While the rule of thumb does not take outliers (AKA, Good or Bad rolls) into account, it gives a fair indication as to whether the attack is potent, or severely ineffective on a regular basis.

Caderyn |

Basically the more dice you add the more normalised the distribution becomes (assuming the dice a fair) gaining a larger central peak with fewer outlying values, this means that 4d6*4 is not equal to 16d6 except with regards to the mean, the standard deviation of 4d6*4 is much higher than that of 16d6 meaning you have a much higher chance to get outlying values.

Atarlost |

Atarlost wrote:Im getting a contradiction between the first statement and the example. Am I reading this wrong?The more dice are being rolled the more likely high or low results are compared to average results.

For example 1d3X100 will give you 100, 200, 0r 300 with equal probability. 100d3 will almost never give you 100 or 300 or anything near them and will give you 200 or something near 200 much more frequently.

No. I typed it backwards. It should read.

"The more dice are being rolled the more likely average results are compared to high or low results."Anomander |

Basically the more dice you add the more normalised the distribution becomes (assuming the dice a fair) gaining a larger central peak with fewer outlying values, this means that 4d6*4 is not equal to 16d6 except with regards to the mean, the standard deviation of 4d6*4 is much higher than that of 16d6 meaning you have a much higher chance to get outlying values.

I like this explanation. Though you could also mention that the 4th order moments (kurtosis) of the distributions are much greater for the 4d6*4 than the 16d6 distribution. Which means that not only does the 4d6*4 have a higher deviation around the mean value of 56, it also has a lot higher probability of getting extreme values (tail probability).

uriel222 |

I like this explanation. Though you could also mention that the 4th order moments (kurtosis) of the distributions are much greater for the 4d6*4 than the 16d6 distribution. Which means that not only does the 4d6*4 have a higher deviation around the mean value of 56, it also has a lot higher probability of getting extreme values (tail probability).

"Plain English" he said :)

The least you could do is hyperlink to the wikipedia articles explaining the jargon...

Jubal Breakbottle |

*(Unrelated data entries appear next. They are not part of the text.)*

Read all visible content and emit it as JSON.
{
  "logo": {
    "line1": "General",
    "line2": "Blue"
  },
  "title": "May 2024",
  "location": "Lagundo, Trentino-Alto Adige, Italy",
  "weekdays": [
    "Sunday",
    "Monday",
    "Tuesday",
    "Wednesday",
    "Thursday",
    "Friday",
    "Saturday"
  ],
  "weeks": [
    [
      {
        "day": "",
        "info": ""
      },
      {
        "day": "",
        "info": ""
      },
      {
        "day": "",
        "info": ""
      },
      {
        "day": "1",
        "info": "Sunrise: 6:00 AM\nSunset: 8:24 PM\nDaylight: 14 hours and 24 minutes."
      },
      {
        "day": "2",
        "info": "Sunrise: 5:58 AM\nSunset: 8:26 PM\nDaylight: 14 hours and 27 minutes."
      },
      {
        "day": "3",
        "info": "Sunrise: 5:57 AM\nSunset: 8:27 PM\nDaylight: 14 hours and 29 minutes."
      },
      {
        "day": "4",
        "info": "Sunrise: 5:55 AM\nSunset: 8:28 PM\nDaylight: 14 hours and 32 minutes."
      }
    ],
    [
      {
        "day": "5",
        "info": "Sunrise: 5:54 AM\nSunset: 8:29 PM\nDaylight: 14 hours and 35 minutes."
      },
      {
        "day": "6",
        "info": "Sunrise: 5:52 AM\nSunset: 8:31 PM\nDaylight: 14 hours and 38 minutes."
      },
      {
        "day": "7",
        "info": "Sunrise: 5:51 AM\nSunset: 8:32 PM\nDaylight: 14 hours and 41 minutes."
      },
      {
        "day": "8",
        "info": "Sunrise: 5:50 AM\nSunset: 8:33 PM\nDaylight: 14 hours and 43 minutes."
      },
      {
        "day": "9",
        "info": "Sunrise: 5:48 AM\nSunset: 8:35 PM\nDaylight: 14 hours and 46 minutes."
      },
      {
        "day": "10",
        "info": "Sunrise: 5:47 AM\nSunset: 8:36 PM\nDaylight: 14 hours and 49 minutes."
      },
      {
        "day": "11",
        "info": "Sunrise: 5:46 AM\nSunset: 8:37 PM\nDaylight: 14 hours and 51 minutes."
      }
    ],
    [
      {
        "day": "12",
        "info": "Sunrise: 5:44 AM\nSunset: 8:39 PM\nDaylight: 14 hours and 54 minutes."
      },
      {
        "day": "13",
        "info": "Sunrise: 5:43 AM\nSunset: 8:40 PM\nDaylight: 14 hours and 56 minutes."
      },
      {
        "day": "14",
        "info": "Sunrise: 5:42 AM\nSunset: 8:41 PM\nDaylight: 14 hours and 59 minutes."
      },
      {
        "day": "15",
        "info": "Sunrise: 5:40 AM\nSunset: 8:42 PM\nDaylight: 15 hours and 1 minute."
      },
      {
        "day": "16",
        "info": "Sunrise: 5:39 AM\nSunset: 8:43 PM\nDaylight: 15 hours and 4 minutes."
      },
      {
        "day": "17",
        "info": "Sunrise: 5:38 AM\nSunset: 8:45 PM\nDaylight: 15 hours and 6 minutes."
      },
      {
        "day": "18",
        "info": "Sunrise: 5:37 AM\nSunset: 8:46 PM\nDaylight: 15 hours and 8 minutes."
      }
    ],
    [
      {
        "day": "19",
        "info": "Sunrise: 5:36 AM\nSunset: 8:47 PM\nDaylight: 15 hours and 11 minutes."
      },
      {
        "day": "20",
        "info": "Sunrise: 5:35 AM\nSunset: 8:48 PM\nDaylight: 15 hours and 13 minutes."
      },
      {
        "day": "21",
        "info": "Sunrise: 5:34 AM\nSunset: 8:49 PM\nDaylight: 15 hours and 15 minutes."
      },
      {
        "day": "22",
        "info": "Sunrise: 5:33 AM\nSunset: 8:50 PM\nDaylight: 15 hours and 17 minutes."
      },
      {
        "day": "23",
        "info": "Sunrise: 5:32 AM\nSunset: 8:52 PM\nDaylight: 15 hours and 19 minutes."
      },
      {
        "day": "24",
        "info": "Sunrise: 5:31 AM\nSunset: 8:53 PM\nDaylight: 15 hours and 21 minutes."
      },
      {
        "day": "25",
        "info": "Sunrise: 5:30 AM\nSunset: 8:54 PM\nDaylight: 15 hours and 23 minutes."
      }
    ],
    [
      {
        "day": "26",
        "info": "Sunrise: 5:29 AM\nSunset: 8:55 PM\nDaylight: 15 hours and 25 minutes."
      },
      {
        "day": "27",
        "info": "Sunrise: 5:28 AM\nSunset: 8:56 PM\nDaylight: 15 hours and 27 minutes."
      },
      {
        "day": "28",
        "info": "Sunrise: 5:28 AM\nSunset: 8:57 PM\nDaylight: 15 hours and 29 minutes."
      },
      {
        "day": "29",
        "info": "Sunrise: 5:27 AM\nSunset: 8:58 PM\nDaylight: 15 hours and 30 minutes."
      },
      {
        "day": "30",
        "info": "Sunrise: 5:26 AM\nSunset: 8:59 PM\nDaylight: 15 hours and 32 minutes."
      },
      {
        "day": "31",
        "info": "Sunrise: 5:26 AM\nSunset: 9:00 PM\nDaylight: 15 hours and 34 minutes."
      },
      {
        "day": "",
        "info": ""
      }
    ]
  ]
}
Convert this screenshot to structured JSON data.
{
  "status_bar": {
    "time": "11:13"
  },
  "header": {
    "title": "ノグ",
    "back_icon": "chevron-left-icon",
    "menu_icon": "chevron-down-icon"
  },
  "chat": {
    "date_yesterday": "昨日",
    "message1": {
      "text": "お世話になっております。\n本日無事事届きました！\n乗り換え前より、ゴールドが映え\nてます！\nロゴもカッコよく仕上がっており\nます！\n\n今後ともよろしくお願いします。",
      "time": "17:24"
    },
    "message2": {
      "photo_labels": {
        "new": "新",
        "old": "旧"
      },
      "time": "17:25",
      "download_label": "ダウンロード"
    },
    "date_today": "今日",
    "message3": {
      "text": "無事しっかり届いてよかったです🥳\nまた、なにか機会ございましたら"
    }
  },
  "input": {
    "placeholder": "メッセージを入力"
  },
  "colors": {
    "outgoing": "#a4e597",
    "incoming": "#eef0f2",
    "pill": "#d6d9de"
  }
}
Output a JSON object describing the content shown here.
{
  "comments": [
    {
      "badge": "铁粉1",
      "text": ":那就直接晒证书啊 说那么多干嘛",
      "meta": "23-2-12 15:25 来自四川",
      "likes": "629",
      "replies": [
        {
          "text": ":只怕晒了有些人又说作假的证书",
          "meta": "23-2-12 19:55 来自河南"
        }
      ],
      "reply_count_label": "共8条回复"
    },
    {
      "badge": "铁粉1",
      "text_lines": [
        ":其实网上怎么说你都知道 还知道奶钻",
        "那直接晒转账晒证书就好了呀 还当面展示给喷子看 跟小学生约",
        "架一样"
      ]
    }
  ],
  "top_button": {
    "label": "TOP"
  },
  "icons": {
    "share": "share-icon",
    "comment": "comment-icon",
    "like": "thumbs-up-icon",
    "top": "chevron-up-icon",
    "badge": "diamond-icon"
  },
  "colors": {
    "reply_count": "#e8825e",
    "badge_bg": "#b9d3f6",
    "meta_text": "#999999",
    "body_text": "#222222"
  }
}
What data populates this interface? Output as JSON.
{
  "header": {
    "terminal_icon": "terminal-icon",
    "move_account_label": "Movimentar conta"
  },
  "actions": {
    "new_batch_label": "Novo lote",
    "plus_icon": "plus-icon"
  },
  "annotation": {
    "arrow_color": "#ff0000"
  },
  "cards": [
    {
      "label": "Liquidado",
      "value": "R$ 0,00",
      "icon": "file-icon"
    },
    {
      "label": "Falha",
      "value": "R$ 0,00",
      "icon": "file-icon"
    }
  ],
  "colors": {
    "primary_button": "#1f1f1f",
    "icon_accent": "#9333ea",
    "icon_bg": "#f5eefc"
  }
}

Think of it this way:

Every result that you roll has a certain probability of happening. When you roll more dice the probability getting a result near the average is greater because there more permutations to get he same result. For example, rolling 2d6, you can get 2 only one way (two 1's) and you can get a result of 7 six different ways (1,6 pair; 2,5 pair; and 3,4 pair). Therefore, the probability of rolling a 7 on 2d6 is 6 times greater than rolling a 2 or a 12.

As you roll more dice, 4d6 or 16d6 the ratio of the probabilities of the average and the extremes reduces from 6x. When you graph these distributions with the x-axis being the total results and the y-axis being the probability of happening, the shape changes when you add dice. At 2d6, the shape is a thin, steep hill with the center in the middle. As you add dice, the hill in the middle shortens and flattens and significantly reduces the probability for extreme results.

Better?

cheers

Terquem |

In plain English? Well, I'm not a statistics-y Background guy, but I think the main difference in the two approaches is that one of them involves multiplication and the other one, well, does not.

Sissyl |

If you multiply by 4, you aren't going to end up with 17, if it matters.

Otherwise, it is as has been stated previously: More dice means a higher probability of rolling at or near the mean value. Less dice means a higher probability for extreme results. If you want to see this in action more clearly, try drawing the probabilities for 2d6, and make a graph for the outcomes. Then either roll (or make a simple computer program, taking care to manage randomness properly) that rolls a buttload of d6. You will find that the expected average of 3.5 is more and more tightly the result the more dice you roll.